Thoughts after reading: I've mentioned before that comedies are slaves to pacing to a much greater degree than other stories. An over-long humorous story, or one which simply doles out jokes too infrequently, can rarely recover from such a misstep. There are few things worse, at least in the field of story construction errors, than a so-called comedy which drags.
I'm pleased to say that this story does not. Although the author does opt for a "straight opening," an introductory chapter which eschews most of the craziness present in later sections as a way to build contrast, the story as a whole is well-paced. Most of the humor is either character-based or is a product of the travel difficulties which the protagonists suffer along the way. The latter, despite incorporating such elements teleportation and airships, generally succeeds at feeling relatable who hasn't had the dubious joy of sitting next to an excessively obese passenger on a bus, or losing one's luggage?

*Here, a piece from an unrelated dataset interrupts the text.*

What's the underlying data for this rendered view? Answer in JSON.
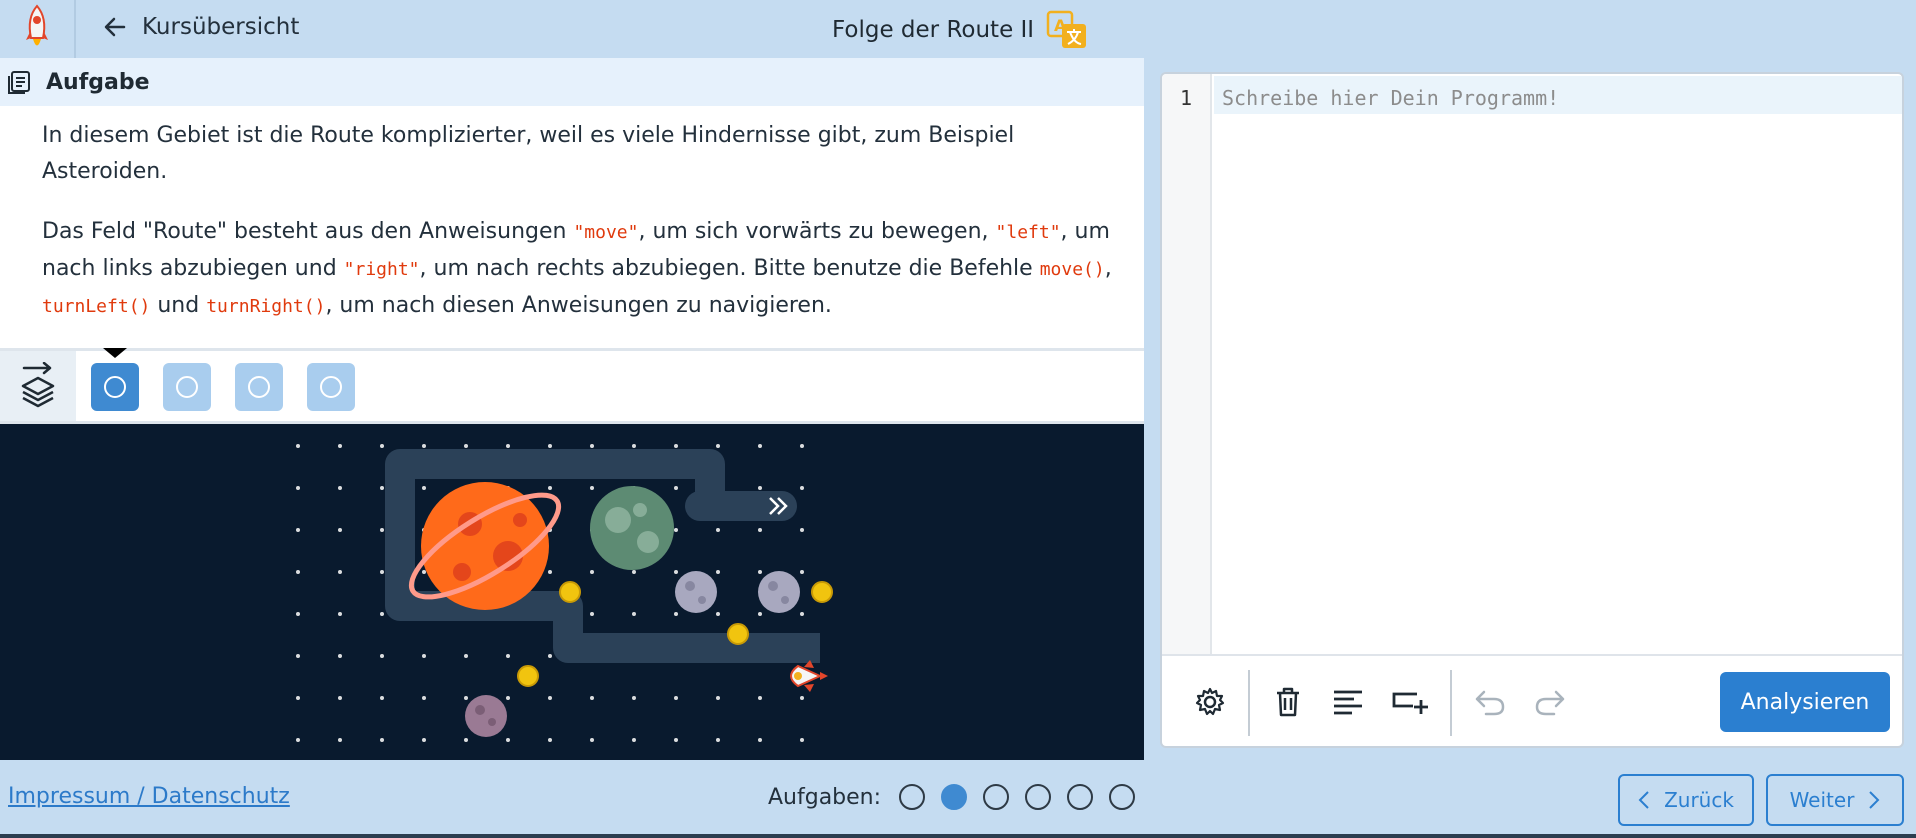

There are some flaws in the actual writing, however, and in places these end up detracting from the story. Although TC&A is very well edited, on the whole, word use is often repetitive--whether it's a lack of pronouns or otherwise needless repetition of names ("Fillydelphia sought to ensure it was on the cutting edge of this bold new era of travel. So as part of a failed bid to host the Hoofball World Cup, Fillydelphia raised the money to construct a lavish and state-of-the-art airport that frankly was far larger than a city of Fillydelphia's size warranted."), or using the same relatively uncommon word two or three times in the same paragraph, word choice is often problematic. Over-wording is also a regular problem, which nearly succeeds in bogging down the story despite its overall pacing being so good (and resulting in at least a couple of amusing malapropisms, when the author tries to wedge two expressions together).
With that said, I want to emphasize that these problems were not representative of larger writing problems--although word use may have been clumpy, actual word selection was invariably appropriate. And despite the unwieldy turns which the narration sometimes took, there was always some little nugget of humor to move the action along, whether it was a subtle shoutout of some sort, a bit of empathy-inducing consumer suffering, or one of an endless stream of name-puns. There's a very nice consistency to this story, even as the stakes gradually rise.
Characterizations are quite good throughout. Each of the three main characters has their own goals for the trip, and while they aren't working at cross-purposes with one another, the varying ways in which they react to different setbacks does make for nice contrast. There are occasionally some issues juggling the three ponies, with AJ's motives seemingly forgotten for several chapters towards the middle of the fic, but by and large each of the ponies is well-represented.
Star rating: ★★★☆☆ (what does this mean?)
Mr. Perry does some very nice things with the story's pacing, and Twi, AJ, and RD are all very well handled. There are some language problems which occasionally threaten to drag this fic down into the morass of Bataan Death March comedies, but the consistent humor ensures that this never does happen.
Recommendation: Anyone looking for a comedy that mines most of its humor from believable characters and situations (as much so as MLP can be said to have believable characters and situations, anyway) should give this a look. Readers who are easily put off by poor word choice may find this one grating, though.
Next time: My Little Denarians (sequel to Forever!), by Chengar Qordath
Yup, we're jumping around a bit to pick this one up. I'll explain why in the review!